Skip to main content

Shoppers spending less this Black Friday amid inflation, experts say

Share

Black Friday is a day when shoppers typically hit the stores to get ahead of holiday shopping or take advantage of some exceptional deals – but some say fewer people are opening up their wallets this year.

There was a packed parking lot a the New Sudbury Centre through Friday as many looked to take advantage of some of those exceptional deals.

Shoppers who spoke with CTV News said they were there to check out the deals.

Retail Analyst Bruce Winder says consumers are looking for ways to reduce spending this year but doing things like thrifting for gifts or participating in ‘Secret Santas’ to only have to buy one gift.

He told CTV News more people are choosing to shop online than in-person – but there are a lot of reasons why fewer people are opening their wallets this year.

"Based on inflation being sticky, interest rates being highest in 20 years. There’s discussion of a technical recession coming, geopolitical uncertainty, I think consumers are going to be light this year on spending," said Winder.

Meanwhile, police officials said that shoppers should be vigilant this time of year to protect their purchases with increased reports of porch pirates and vehicle break-ins the norm for this time of year.
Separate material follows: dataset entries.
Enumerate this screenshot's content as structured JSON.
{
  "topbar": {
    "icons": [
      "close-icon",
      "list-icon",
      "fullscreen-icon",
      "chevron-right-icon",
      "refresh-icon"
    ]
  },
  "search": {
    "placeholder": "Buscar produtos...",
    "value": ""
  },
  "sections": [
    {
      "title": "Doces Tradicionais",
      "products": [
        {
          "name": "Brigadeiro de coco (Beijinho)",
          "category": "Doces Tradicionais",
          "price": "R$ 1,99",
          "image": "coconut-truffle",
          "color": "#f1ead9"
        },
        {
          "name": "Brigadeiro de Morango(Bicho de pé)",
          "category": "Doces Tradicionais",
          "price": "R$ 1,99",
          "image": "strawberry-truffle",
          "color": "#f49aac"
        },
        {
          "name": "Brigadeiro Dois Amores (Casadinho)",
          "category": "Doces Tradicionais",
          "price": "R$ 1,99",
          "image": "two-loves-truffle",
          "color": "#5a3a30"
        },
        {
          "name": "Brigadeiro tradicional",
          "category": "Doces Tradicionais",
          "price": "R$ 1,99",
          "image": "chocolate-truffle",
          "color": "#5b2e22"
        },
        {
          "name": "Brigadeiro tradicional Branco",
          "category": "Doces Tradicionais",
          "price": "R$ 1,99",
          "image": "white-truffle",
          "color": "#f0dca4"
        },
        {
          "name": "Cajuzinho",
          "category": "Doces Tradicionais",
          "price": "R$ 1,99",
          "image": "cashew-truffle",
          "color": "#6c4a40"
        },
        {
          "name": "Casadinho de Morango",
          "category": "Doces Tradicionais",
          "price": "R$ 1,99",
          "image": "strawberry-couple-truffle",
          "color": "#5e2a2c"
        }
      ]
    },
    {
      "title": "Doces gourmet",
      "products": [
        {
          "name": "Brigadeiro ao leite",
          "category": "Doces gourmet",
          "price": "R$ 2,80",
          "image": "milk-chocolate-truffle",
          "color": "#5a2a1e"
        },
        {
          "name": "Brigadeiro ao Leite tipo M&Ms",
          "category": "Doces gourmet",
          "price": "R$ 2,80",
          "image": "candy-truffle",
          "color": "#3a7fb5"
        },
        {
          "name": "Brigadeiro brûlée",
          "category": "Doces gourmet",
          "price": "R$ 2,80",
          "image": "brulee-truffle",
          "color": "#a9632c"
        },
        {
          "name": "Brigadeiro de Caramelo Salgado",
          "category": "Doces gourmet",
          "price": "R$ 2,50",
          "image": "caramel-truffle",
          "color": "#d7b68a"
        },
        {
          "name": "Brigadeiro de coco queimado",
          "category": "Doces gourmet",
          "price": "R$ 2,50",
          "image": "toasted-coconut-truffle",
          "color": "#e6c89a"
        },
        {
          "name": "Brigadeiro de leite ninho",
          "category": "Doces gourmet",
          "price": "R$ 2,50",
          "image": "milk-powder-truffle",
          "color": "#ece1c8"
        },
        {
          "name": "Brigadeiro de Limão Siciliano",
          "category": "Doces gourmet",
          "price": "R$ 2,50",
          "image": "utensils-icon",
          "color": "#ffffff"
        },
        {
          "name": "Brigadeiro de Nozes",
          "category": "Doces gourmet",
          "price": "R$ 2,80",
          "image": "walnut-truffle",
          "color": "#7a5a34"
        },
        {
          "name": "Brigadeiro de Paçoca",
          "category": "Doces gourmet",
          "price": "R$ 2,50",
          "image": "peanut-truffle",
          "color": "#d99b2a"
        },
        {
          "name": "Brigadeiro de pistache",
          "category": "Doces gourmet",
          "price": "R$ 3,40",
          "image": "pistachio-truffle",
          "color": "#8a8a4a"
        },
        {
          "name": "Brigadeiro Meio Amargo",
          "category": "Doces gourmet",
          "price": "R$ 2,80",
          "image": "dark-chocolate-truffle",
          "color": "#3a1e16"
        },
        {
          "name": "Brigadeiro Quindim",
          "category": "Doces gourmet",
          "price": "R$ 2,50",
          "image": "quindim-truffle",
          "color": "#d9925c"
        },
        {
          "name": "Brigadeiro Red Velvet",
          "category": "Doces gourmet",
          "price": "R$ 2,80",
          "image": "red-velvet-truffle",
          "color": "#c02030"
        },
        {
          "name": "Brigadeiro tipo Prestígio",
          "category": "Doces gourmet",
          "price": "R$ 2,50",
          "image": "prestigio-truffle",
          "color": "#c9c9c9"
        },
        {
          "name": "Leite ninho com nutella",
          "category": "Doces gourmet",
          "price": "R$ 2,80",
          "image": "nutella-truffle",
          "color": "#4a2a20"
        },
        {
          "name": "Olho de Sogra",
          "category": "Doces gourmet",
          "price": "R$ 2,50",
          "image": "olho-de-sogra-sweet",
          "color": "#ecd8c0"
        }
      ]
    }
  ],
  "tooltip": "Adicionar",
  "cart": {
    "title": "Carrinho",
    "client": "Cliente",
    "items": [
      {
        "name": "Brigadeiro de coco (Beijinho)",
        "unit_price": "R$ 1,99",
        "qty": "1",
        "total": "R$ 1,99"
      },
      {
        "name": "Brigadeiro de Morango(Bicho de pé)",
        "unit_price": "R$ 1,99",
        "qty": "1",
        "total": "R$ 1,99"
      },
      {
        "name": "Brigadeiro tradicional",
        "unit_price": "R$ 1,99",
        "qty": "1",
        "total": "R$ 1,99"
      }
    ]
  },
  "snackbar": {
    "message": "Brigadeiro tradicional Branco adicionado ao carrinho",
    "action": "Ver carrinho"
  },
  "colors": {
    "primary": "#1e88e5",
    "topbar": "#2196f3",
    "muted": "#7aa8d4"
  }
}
"When shopping in stores, your parcel is being displayed in your vehicle,” said Greater Sudbury Police Service spokesperson Kaitlyn Dunn.

“When people can see them, people may attempt to steal them by breaking your window. So we suggest putting them in their trunk so they’re not visible.”

She also recommended bringing purchases in with you as soon as you get home.

Financial experts say when it comes to Black Friday or holiday shopping in general, the best advice is to budget before you head out and compare prices, to see if it is a good deal.

“Black Friday is expected to be muted,” said Winder.

“Tangerine Bank showed over the last year, travel was up 60 per cent (that’s) car rental, experiences, arts and recreation – but electronics, home improvement, (are) down eight per cent.”

Winder said some did get out and some malls were busy but mostly with younger consumers. He said retailers are really trying to entice customers this year.

“What we saw was Black Friday deals started earlier,” said Winder.

“(And) maybe last year it was 30 or 40 per cent off, this year it's 40 to 50 per cent off, more bonus points for loyalty programs, so retailers are trying to dial it up.”

He added that with things like Amazon Prime Day and flyer apps people are shopping smarter so the discount had to be sharper.

CTVNews.ca Top Stories

Here's where The Body Shop is closing in Canada

The Body Shop Canada Ltd. is shutting down more than 30 stores across Canada. The renowned beauty brand announced Friday it will start immediately liquidating nearly a third of its 105 stores.

First-time homebuyer incentive discontinued: CMHC

Canada's housing agency says it is ending the first-time homebuyer incentive program. Canada Mortgage and Housing Corp. says the deadline for new or updated submissions to the program is midnight eastern time on March 21.

Stay Connected